User comments : 10

Adjust slider to filter visible comments by rank

Display comments: newest first

docknowledge
not rated yet May 21, 2009
An upgraded computer operating system is not the same as one with the operating system fresh installed. If you want speed and reliability, go straight to Windows 7.

As for Garner, who wrote an glowing (but ignorant) review of software I developed (apparently quoting our CEO)...lol...it took them until now to tell companies not to upgrade to Vista? Big help, guys. When I see "Garner" on a quote, I immediately question what I'm reading.
twango
not rated yet May 21, 2009
A longtime Mac user, never a Windows fan, my iMac recently gave up the ghost. I began using a loaner Vista laptop. It has been a rock, and the smoothest Windows environment I've encountered.
Bob_Kob
not rated yet May 21, 2009
Its funny how after all this i hear news that all computers at my university will upgrade to vista soon... after trying xp, vista and windows 7 its like a slap in the face that they would ever consider vista..
JamesThomas
not rated yet May 21, 2009
Gawd; this article is just Microsoft propaganda. If you want to be financially raped, then go and buy 7 when it's out. We can climb out of the Microsoft box, and begin using Linux. I suggest Linux Mint. It's free. It will always be free. Isn't it time we freed ourselves.
mike352
not rated yet May 21, 2009
No propaganda - (although that is what you're doing hehe). As much as I have many issues with Microsoft, it so happens that most of the world runs on it, and they're asking themselves, what to do next. It's an informed article to those who subscribe to using Microsoft ... which is still a lot of the world.
sethoo
not rated yet May 21, 2009
How different is Vista from other applications. It seems to me that all other applications are almost equal despite the fact that some are very complex while others are very easy to use. What is the difference and How difficult is it for one to learn any of them?
sethoo
not rated yet May 21, 2009
A computer worm that has alarmed security experts around the world has crawled into hundreds of medical devices at dozens of hospitals in the United States and other countries, according to technologists monitoring the threat. Pls beware of computer worms.
moj85
not rated yet May 21, 2009
Theres a good reason only less than 2% of the public market share is running Linux (excluding servers). And that is, no one wants to use Linux.
EvgenijM
not rated yet May 21, 2009
Theres a good reason only less than 2% of the public market share is running Linux (excluding servers). And that is, no one wants to use Linux.

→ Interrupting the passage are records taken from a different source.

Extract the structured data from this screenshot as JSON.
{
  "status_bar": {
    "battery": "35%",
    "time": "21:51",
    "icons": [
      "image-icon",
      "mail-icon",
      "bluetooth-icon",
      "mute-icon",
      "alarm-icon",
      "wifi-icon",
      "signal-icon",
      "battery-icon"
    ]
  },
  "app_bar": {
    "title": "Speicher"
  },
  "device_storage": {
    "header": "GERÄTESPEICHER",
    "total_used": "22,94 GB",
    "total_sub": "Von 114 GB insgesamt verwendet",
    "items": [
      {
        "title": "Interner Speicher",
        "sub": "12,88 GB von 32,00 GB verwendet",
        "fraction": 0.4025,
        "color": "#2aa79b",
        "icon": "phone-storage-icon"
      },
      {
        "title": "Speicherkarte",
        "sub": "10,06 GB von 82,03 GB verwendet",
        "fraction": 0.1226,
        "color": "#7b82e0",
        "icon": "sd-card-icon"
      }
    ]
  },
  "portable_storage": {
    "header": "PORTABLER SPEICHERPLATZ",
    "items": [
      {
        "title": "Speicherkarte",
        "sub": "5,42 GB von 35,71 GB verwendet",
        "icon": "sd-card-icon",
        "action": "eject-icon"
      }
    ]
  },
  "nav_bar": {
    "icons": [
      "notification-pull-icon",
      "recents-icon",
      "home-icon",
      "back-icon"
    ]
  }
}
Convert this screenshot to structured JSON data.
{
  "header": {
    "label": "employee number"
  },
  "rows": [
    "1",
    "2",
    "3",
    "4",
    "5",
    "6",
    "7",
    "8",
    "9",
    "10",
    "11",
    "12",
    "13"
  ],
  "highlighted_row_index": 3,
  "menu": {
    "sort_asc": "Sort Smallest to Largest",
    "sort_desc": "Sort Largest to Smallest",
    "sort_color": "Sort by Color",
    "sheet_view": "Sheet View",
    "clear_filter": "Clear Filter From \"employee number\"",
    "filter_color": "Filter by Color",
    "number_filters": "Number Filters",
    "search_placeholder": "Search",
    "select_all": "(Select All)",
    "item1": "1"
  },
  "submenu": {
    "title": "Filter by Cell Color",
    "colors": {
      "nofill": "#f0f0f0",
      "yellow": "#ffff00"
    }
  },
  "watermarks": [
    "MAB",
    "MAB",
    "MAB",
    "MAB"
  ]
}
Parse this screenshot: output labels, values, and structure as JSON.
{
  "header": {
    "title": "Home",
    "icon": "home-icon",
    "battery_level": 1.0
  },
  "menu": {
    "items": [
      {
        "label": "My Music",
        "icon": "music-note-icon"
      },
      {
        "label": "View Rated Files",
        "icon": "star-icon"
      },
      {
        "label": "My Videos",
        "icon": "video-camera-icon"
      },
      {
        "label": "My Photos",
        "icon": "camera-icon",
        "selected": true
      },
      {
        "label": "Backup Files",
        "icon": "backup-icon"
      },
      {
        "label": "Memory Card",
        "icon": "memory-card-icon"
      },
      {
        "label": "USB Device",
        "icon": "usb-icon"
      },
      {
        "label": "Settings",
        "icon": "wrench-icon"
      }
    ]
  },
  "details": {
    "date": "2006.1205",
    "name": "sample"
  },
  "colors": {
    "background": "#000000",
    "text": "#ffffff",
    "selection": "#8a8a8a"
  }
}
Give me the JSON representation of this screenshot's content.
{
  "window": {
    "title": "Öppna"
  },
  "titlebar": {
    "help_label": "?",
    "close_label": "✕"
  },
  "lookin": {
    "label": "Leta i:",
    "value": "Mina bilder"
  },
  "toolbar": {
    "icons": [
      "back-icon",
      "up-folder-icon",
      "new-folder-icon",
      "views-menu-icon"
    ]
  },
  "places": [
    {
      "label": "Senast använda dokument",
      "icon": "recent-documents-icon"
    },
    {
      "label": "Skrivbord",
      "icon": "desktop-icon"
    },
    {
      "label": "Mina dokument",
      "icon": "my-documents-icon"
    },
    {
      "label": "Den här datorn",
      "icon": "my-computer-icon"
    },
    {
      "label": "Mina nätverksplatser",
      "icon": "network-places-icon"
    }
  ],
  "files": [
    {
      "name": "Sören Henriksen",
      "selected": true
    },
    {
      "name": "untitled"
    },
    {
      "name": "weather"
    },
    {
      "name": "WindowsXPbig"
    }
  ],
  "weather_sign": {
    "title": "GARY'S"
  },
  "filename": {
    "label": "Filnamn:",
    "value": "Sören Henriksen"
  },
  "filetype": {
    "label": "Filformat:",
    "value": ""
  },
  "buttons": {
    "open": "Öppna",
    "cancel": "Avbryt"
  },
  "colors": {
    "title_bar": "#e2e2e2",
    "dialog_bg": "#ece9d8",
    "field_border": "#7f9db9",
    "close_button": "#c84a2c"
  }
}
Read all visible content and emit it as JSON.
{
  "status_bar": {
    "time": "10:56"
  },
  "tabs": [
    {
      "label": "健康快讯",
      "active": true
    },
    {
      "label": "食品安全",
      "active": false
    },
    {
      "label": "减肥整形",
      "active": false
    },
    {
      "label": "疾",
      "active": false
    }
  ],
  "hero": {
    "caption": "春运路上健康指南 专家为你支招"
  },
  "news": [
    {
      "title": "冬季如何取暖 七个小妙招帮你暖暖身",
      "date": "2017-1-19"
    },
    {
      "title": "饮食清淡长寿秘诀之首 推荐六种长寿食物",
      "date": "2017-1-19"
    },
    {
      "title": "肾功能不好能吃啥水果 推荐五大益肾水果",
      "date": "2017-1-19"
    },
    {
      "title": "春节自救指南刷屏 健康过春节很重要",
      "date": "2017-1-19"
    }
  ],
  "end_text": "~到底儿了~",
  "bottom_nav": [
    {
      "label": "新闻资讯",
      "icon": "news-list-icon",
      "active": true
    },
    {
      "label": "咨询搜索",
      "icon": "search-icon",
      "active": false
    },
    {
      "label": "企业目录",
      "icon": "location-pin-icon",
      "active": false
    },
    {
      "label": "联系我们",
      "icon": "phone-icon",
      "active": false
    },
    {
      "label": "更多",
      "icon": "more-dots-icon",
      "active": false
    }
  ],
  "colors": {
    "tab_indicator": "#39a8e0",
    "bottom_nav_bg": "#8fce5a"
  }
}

Lol, yes. The same can be said about Internet Explorer - why everybody uses it. I remember my friend said, that he was a complete fool to have used that shitty IE for 4 years, because he didn't know that firefox coul be soo much better (until I showed it to him).
I think the same applies to Linux as well. Recently i have completely switched to Linux and deleted XP, So why didn't I do it sooner than 2009? Because I simply didn't know anything about this system - I was content with what I had. And after switching to Kubuntu 9.04 - I can say that I was the same fool as my friend, to have used that shitty OS full with viruses and no elegant solutions, such as universal repositories. Windows 7 must be drastically better than XP, if MS wish for me to switch back.
canuckit
5 / 5 (1) May 21, 2009
This article is just Microsoft propaganda about Windows 7. I will run XP until Windows 7 is replaced.

Please sign in to add a comment. Registration is free, and takes less than a minute. Read more

Click here to reset your password.
Sign in to get notified via email when new comments are made.